If you’ve visited Israel, odds are that at some point you were on one of the many Trumpeldor Streets in scores of towns and cities across the country.
This month marks the 100th anniversary of the death of the legendary Joseph Trumpeldor, the one-armed defender who fell along with seven others defending Jewish farming villages in northern Israel from Arab attackers.
Born in Russia in 1880, Trumpeldor served in the Russian army where the decorated soldier lost an arm in battle before eventually moving to the Land of Israel in 1912.
Following the outbreak of the First World War and his refusal to give up his Russian passport and take Ottoman citizenship, Trumpeldor was expelled from the country and joined the Allied war effort. He was instrumental in founding a Jewish brigade – a precursor to the Israel Defense Force – that fought for the Allies at Gallipoli.
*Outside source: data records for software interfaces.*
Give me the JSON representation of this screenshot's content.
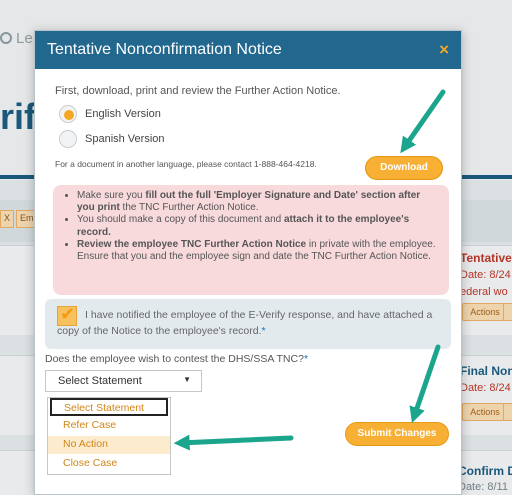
{
  "background": {
    "breadcrumb": "Le",
    "logo_fragment": "rify",
    "tags": [
      "X",
      "Em"
    ],
    "cases": [
      {
        "title": "Tentative",
        "date": "Date: 8/24",
        "subtext": "ederal wo",
        "action": "Actions"
      },
      {
        "title": "Final Non",
        "date": "Date: 8/24",
        "action": "Actions"
      },
      {
        "title": "Confirm D",
        "date": "Date: 8/11"
      }
    ]
  },
  "modal": {
    "title": "Tentative Nonconfirmation Notice",
    "close_glyph": "×",
    "intro": "First, download, print and review the Further Action Notice.",
    "languages": [
      {
        "label": "English Version",
        "selected": true
      },
      {
        "label": "Spanish Version",
        "selected": false
      }
    ],
    "contact_note": "For a document in another language, please contact 1-888-464-4218.",
    "download_label": "Download",
    "instructions": [
      {
        "parts": [
          {
            "text": "Make sure you ",
            "bold": false
          },
          {
            "text": "fill out the full 'Employer Signature and Date' section after you print",
            "bold": true
          },
          {
            "text": " the TNC Further Action Notice.",
            "bold": false
          }
        ]
      },
      {
        "parts": [
          {
            "text": "You should make a copy of this document and ",
            "bold": false
          },
          {
            "text": "attach it to the employee's record.",
            "bold": true
          }
        ]
      },
      {
        "parts": [
          {
            "text": "Review the employee TNC Further Action Notice",
            "bold": true
          },
          {
            "text": " in private with the employee. Ensure that you and the employee sign and date the TNC Further Action Notice.",
            "bold": false
          }
        ]
      }
    ],
    "acknowledgement": "I have notified the employee of the E-Verify response, and have attached a copy of the Notice to the employee's record.",
    "required_mark": "*",
    "contest_question": "Does the employee wish to contest the DHS/SSA TNC?",
    "select_value": "Select Statement",
    "select_options": [
      "Select Statement",
      "Refer Case",
      "No Action",
      "Close Case"
    ],
    "submit_label": "Submit Changes"
  },
  "colors": {
    "header_blue": "#22678e",
    "accent_orange": "#f7b033",
    "arrow_teal": "#1aa58c",
    "notice_pink": "#f8dadd"
  }
}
After the war, the one-armed Trumpeldor eventually returned to the Upper Galilee, where he used his military experience to organize defenses against hostile Arabs.
On March 1, 1920, hundreds of Arabs from a neighboring village in southern Lebanon gathered outside of the farming community of Tel Hai in a post-WW1 area that was loosely under French control as the British mandate in Palestine had not yet been established.
The Arabs thought that the Jews were sheltering French troops in Tel Hai, and as tensions mounted, a Jewish farmer fired a shot into the air as a signal to bring reinforcements from the nearby village of Kfar Giladi. Trumpeldor arrived with 10 men. A firefight ensued in which Trumpeldor was mortally wounded, dying after being evacuated to Kfar Giladi.
Laying on his deathbed, his final words are said to have been: “Never mind, it is good to die for our country,” a phrase that represented his heroism and dedication to building a Jewish homeland.
Eight Jewish defenders – two women and six men ,including Trumpelor – fell in the defense of Tel Hai. The nearby city of Kiryat Shmona – Hebrew for ‘the town of eight’ – is named for the eight fallen defenders.
The resolute actions of Trumpeldor and his colleagues against a much larger attacking force inspired the Jews of Jerusalem. The memorial is best known for an emblematic statue of a defiant lion representing Trumpeldor and his comrades.
At the memorial service held on Tuesday, Prime Minister Benjamin Netanyahu praised Trumpeldor as the “lion of the Galilee.”
“Trumpeldor didn’t have to die to become a legend – he was a legend during his life,” Netanyahu said.
“His wonderful personality represented the gospel of Zionism, love of the Land of Israel, grounded stature, heroism and sacrifice, working the land and above all national honor,” Netanyahu added.
“At every stage in his short life, Trumpeldor left a mark of leadership and courage.”